PROVIDED ENTRIES:
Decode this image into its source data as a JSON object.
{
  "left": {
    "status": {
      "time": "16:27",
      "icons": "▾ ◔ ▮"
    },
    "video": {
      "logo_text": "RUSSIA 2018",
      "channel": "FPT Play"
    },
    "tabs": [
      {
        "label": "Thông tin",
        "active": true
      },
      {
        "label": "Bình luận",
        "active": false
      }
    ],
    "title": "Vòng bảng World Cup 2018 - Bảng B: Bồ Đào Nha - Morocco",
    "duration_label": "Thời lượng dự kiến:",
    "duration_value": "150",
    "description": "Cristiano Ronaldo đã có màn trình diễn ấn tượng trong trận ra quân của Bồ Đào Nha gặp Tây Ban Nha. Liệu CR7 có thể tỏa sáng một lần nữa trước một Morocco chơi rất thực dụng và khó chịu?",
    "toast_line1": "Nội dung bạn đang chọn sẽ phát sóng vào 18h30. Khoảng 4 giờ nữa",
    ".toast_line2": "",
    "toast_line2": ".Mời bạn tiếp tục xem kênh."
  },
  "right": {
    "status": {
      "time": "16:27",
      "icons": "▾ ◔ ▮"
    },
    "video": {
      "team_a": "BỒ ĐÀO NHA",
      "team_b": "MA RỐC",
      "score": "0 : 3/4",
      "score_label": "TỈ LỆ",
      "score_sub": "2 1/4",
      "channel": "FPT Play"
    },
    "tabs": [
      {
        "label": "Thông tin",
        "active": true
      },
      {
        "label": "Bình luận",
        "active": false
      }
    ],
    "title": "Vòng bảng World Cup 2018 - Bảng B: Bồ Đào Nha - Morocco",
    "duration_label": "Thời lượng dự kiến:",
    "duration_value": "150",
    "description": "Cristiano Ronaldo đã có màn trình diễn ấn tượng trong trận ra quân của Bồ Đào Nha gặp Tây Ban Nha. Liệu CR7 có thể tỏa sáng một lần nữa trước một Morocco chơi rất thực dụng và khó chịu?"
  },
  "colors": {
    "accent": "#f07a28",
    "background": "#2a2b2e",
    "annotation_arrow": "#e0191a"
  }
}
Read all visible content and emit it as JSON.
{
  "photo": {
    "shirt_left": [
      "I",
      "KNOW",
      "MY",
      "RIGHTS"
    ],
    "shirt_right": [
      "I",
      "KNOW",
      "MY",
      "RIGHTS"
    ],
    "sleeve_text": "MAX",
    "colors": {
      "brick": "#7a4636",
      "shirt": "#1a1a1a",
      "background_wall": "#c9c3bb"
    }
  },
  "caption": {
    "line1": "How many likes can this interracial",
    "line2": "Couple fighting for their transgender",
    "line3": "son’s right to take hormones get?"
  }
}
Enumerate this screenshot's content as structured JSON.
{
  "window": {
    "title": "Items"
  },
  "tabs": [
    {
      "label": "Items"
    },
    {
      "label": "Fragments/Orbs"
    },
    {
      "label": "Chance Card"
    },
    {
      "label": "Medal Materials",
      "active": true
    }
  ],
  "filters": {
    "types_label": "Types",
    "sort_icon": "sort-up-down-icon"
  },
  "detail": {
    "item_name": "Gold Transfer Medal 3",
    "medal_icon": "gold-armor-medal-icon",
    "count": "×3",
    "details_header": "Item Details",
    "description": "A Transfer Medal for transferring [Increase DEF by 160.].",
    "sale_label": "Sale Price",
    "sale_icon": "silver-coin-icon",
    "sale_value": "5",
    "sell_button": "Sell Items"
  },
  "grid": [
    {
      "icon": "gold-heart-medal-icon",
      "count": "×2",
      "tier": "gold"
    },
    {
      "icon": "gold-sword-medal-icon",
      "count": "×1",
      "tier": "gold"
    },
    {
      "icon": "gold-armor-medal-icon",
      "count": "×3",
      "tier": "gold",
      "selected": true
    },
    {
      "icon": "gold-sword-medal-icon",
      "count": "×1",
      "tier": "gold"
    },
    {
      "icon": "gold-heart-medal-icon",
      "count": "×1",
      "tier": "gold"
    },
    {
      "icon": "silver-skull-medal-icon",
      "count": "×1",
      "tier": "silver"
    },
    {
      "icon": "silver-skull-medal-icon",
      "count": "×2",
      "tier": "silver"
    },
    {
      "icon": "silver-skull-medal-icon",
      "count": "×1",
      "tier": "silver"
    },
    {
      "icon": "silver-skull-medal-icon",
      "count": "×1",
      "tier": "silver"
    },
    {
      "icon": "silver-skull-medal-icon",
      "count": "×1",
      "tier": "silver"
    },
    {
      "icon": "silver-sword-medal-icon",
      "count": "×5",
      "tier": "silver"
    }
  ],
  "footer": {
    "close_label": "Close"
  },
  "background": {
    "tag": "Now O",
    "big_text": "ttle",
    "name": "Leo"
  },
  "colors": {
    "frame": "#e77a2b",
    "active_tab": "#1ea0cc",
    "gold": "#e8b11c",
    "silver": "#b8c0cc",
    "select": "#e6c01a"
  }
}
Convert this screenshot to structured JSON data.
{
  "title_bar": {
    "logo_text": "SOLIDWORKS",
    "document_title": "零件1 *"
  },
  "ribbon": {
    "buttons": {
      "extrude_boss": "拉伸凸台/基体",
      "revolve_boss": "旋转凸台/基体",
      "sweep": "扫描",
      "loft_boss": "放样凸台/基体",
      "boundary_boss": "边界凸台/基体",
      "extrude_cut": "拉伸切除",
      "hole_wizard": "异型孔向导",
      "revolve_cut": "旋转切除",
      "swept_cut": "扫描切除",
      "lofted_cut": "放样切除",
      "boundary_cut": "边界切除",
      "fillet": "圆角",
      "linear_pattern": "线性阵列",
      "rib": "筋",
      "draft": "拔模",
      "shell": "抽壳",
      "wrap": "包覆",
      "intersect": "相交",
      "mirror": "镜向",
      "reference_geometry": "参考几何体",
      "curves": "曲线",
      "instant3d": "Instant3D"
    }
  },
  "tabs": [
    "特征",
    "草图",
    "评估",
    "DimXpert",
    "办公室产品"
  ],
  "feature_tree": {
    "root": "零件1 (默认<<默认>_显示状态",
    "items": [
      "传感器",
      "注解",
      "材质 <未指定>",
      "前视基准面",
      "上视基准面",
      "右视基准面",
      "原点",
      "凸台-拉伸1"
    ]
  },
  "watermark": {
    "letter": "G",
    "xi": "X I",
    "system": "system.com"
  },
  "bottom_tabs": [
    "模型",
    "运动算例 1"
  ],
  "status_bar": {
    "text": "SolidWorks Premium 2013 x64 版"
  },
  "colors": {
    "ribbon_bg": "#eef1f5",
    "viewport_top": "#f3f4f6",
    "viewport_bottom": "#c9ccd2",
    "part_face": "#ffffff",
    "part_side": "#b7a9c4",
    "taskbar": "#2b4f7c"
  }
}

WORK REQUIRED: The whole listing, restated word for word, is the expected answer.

REPLY TO THE EXERCISE:
Decode this image into its source data as a JSON object.
{
  "left": {
    "status": {
      "time": "16:27",
      "icons": "▾ ◔ ▮"
    },
    "video": {
      "logo_text": "RUSSIA 2018",
      "channel": "FPT Play"
    },
    "tabs": [
      {
        "label": "Thông tin",
        "active": true
      },
      {
        "label": "Bình luận",
        "active": false
      }
    ],
    "title": "Vòng bảng World Cup 2018 - Bảng B: Bồ Đào Nha - Morocco",
    "duration_label": "Thời lượng dự kiến:",
    "duration_value": "150",
    "description": "Cristiano Ronaldo đã có màn trình diễn ấn tượng trong trận ra quân của Bồ Đào Nha gặp Tây Ban Nha. Liệu CR7 có thể tỏa sáng một lần nữa trước một Morocco chơi rất thực dụng và khó chịu?",
    "toast_line1": "Nội dung bạn đang chọn sẽ phát sóng vào 18h30. Khoảng 4 giờ nữa",
    ".toast_line2": "",
    "toast_line2": ".Mời bạn tiếp tục xem kênh."
  },
  "right": {
    "status": {
      "time": "16:27",
      "icons": "▾ ◔ ▮"
    },
    "video": {
      "team_a": "BỒ ĐÀO NHA",
      "team_b": "MA RỐC",
      "score": "0 : 3/4",
      "score_label": "TỈ LỆ",
      "score_sub": "2 1/4",
      "channel": "FPT Play"
    },
    "tabs": [
      {
        "label": "Thông tin",
        "active": true
      },
      {
        "label": "Bình luận",
        "active": false
      }
    ],
    "title": "Vòng bảng World Cup 2018 - Bảng B: Bồ Đào Nha - Morocco",
    "duration_label": "Thời lượng dự kiến:",
    "duration_value": "150",
    "description": "Cristiano Ronaldo đã có màn trình diễn ấn tượng trong trận ra quân của Bồ Đào Nha gặp Tây Ban Nha. Liệu CR7 có thể tỏa sáng một lần nữa trước một Morocco chơi rất thực dụng và khó chịu?"
  },
  "colors": {
    "accent": "#f07a28",
    "background": "#2a2b2e",
    "annotation_arrow": "#e0191a"
  }
}
Read all visible content and emit it as JSON.
{
  "photo": {
    "shirt_left": [
      "I",
      "KNOW",
      "MY",
      "RIGHTS"
    ],
    "shirt_right": [
      "I",
      "KNOW",
      "MY",
      "RIGHTS"
    ],
    "sleeve_text": "MAX",
    "colors": {
      "brick": "#7a4636",
      "shirt": "#1a1a1a",
      "background_wall": "#c9c3bb"
    }
  },
  "caption": {
    "line1": "How many likes can this interracial",
    "line2": "Couple fighting for their transgender",
    "line3": "son’s right to take hormones get?"
  }
}
Enumerate this screenshot's content as structured JSON.
{
  "window": {
    "title": "Items"
  },
  "tabs": [
    {
      "label": "Items"
    },
    {
      "label": "Fragments/Orbs"
    },
    {
      "label": "Chance Card"
    },
    {
      "label": "Medal Materials",
      "active": true
    }
  ],
  "filters": {
    "types_label": "Types",
    "sort_icon": "sort-up-down-icon"
  },
  "detail": {
    "item_name": "Gold Transfer Medal 3",
    "medal_icon": "gold-armor-medal-icon",
    "count": "×3",
    "details_header": "Item Details",
    "description": "A Transfer Medal for transferring [Increase DEF by 160.].",
    "sale_label": "Sale Price",
    "sale_icon": "silver-coin-icon",
    "sale_value": "5",
    "sell_button": "Sell Items"
  },
  "grid": [
    {
      "icon": "gold-heart-medal-icon",
      "count": "×2",
      "tier": "gold"
    },
    {
      "icon": "gold-sword-medal-icon",
      "count": "×1",
      "tier": "gold"
    },
    {
      "icon": "gold-armor-medal-icon",
      "count": "×3",
      "tier": "gold",
      "selected": true
    },
    {
      "icon": "gold-sword-medal-icon",
      "count": "×1",
      "tier": "gold"
    },
    {
      "icon": "gold-heart-medal-icon",
      "count": "×1",
      "tier": "gold"
    },
    {
      "icon": "silver-skull-medal-icon",
      "count": "×1",
      "tier": "silver"
    },
    {
      "icon": "silver-skull-medal-icon",
      "count": "×2",
      "tier": "silver"
    },
    {
      "icon": "silver-skull-medal-icon",
      "count": "×1",
      "tier": "silver"
    },
    {
      "icon": "silver-skull-medal-icon",
      "count": "×1",
      "tier": "silver"
    },
    {
      "icon": "silver-skull-medal-icon",
      "count": "×1",
      "tier": "silver"
    },
    {
      "icon": "silver-sword-medal-icon",
      "count": "×5",
      "tier": "silver"
    }
  ],
  "footer": {
    "close_label": "Close"
  },
  "background": {
    "tag": "Now O",
    "big_text": "ttle",
    "name": "Leo"
  },
  "colors": {
    "frame": "#e77a2b",
    "active_tab": "#1ea0cc",
    "gold": "#e8b11c",
    "silver": "#b8c0cc",
    "select": "#e6c01a"
  }
}
Convert this screenshot to structured JSON data.
{
  "title_bar": {
    "logo_text": "SOLIDWORKS",
    "document_title": "零件1 *"
  },
  "ribbon": {
    "buttons": {
      "extrude_boss": "拉伸凸台/基体",
      "revolve_boss": "旋转凸台/基体",
      "sweep": "扫描",
      "loft_boss": "放样凸台/基体",
      "boundary_boss": "边界凸台/基体",
      "extrude_cut": "拉伸切除",
      "hole_wizard": "异型孔向导",
      "revolve_cut": "旋转切除",
      "swept_cut": "扫描切除",
      "lofted_cut": "放样切除",
      "boundary_cut": "边界切除",
      "fillet": "圆角",
      "linear_pattern": "线性阵列",
      "rib": "筋",
      "draft": "拔模",
      "shell": "抽壳",
      "wrap": "包覆",
      "intersect": "相交",
      "mirror": "镜向",
      "reference_geometry": "参考几何体",
      "curves": "曲线",
      "instant3d": "Instant3D"
    }
  },
  "tabs": [
    "特征",
    "草图",
    "评估",
    "DimXpert",
    "办公室产品"
  ],
  "feature_tree": {
    "root": "零件1 (默认<<默认>_显示状态",
    "items": [
      "传感器",
      "注解",
      "材质 <未指定>",
      "前视基准面",
      "上视基准面",
      "右视基准面",
      "原点",
      "凸台-拉伸1"
    ]
  },
  "watermark": {
    "letter": "G",
    "xi": "X I",
    "system": "system.com"
  },
  "bottom_tabs": [
    "模型",
    "运动算例 1"
  ],
  "status_bar": {
    "text": "SolidWorks Premium 2013 x64 版"
  },
  "colors": {
    "ribbon_bg": "#eef1f5",
    "viewport_top": "#f3f4f6",
    "viewport_bottom": "#c9ccd2",
    "part_face": "#ffffff",
    "part_side": "#b7a9c4",
    "taskbar": "#2b4f7c"
  }
}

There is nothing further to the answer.